6:59 a.m., ready or not… New curriculum sets sail with class of ’22

By Eva Wilton

Executive Editor

The Liberal Studies Curriculum (LSC) is now adopted to an unnamed new curriculum which will take hold fall 2018. All current students will remain under the current LSC and will be able to drop one LSC requirement (except First-Year Seminar, the first semester of a second language, and 100-level RS and PH). New students will not have that option. For new curriculum see chart [below].

Illustration By Sarah McLellan

Because of “double dipping” there will be more opportunities for current students to have a course that fulfills more than one (LSC) requirement, said David Barrowclough, office of the registrar.

The Office of the Registrar anticipates adding more courses, making it easier to graduate. “Students will have more choice and more flexibility,” said Jeffrey Trumbower, dean of St. Michael’s College. “It will make it easier to fulfill requirements.”

In the course catalog and on Knightvision, “courses may have two designations, one from your LSC and one from the new core curriculum. Any course that has either designation will be able to count toward your requirements,” the dean said in an email to students.

“We want to help make the pathway to graduation more equal. We want bachelor of science students (starting in the fall 2018) to have more flexibility as they navigate the curriculum in order to double major or add a minor,” Barrowclough said.

He added that it might be in reach for science majors to study abroad as well. “As a biology major, I worry about how I can study abroad and finish on time. If this new curriculum helps with that, I’m totally for it,” said Lily Mello ’20.

The anticipated challenges include training the advisors on the transition time for all current students and a large percentage of students appealing courses to the dean, Barrowclough said.

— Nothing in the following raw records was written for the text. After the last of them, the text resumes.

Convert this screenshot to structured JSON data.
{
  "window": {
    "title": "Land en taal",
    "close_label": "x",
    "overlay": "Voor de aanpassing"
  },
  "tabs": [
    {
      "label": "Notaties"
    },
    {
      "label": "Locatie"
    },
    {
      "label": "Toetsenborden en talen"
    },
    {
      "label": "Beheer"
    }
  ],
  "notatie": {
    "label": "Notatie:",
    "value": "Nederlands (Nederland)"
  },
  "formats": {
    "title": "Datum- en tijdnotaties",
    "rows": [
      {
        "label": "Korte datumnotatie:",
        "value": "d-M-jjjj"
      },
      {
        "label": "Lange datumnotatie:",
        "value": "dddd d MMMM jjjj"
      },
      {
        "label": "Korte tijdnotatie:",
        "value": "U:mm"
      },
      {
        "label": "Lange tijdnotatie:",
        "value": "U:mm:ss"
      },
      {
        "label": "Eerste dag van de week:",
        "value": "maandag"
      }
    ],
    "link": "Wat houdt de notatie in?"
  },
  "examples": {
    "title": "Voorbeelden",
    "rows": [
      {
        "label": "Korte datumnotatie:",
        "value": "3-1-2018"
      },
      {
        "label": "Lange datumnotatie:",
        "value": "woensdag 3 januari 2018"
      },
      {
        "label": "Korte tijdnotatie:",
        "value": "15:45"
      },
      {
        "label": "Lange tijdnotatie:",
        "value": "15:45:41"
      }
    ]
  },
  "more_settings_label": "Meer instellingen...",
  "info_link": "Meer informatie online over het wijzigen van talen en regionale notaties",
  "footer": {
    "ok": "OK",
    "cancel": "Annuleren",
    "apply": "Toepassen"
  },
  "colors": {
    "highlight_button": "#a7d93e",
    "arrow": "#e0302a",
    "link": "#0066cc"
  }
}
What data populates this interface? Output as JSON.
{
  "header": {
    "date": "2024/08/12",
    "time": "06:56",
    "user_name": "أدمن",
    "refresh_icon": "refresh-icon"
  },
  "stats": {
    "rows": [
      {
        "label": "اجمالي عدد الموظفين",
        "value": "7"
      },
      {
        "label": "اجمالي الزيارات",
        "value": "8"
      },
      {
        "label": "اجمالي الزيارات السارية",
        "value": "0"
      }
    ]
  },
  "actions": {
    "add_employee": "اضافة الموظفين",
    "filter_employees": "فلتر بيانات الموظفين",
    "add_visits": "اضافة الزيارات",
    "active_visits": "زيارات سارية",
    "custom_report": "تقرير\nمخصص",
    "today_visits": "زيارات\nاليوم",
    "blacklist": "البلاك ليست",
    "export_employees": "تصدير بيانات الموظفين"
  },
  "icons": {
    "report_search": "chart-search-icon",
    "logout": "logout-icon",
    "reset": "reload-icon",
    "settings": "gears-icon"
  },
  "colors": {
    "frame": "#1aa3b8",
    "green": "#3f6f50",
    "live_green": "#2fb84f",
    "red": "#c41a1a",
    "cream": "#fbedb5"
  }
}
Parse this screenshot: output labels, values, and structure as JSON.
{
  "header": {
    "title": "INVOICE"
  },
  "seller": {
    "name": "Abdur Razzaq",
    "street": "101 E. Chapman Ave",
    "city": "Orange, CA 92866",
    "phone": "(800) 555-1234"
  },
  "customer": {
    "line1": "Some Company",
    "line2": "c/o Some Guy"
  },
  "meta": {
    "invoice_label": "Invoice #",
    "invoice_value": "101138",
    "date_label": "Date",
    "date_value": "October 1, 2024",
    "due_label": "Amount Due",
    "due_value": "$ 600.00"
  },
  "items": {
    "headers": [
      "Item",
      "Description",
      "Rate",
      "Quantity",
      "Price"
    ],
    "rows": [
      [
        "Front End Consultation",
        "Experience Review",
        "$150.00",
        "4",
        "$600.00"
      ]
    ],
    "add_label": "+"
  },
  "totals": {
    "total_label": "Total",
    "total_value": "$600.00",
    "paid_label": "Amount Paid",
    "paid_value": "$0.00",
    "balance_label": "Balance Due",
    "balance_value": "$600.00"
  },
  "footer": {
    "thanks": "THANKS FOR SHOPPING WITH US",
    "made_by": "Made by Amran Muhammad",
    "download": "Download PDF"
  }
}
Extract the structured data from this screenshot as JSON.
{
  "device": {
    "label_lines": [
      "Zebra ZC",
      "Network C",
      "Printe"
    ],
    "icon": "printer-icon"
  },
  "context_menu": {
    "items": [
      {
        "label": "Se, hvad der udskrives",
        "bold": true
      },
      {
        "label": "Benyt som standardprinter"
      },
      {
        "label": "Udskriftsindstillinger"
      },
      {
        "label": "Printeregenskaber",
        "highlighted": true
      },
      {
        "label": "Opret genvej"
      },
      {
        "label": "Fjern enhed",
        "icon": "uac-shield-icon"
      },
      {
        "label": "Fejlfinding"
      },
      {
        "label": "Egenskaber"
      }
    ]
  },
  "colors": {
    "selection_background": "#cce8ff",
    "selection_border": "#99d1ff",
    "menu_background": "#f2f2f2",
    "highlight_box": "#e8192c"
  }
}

New students entering in fall 2018, will need to fulfill some requirements that differ from current students such as Junior Seminar, a second language course (for Bachelor of Arts students), and two additional courses in Catholic intellectual tradition, and engaging diverse identities.
“This transition plan is to come with its challenges, but I am hopeful,” Barrowclough said.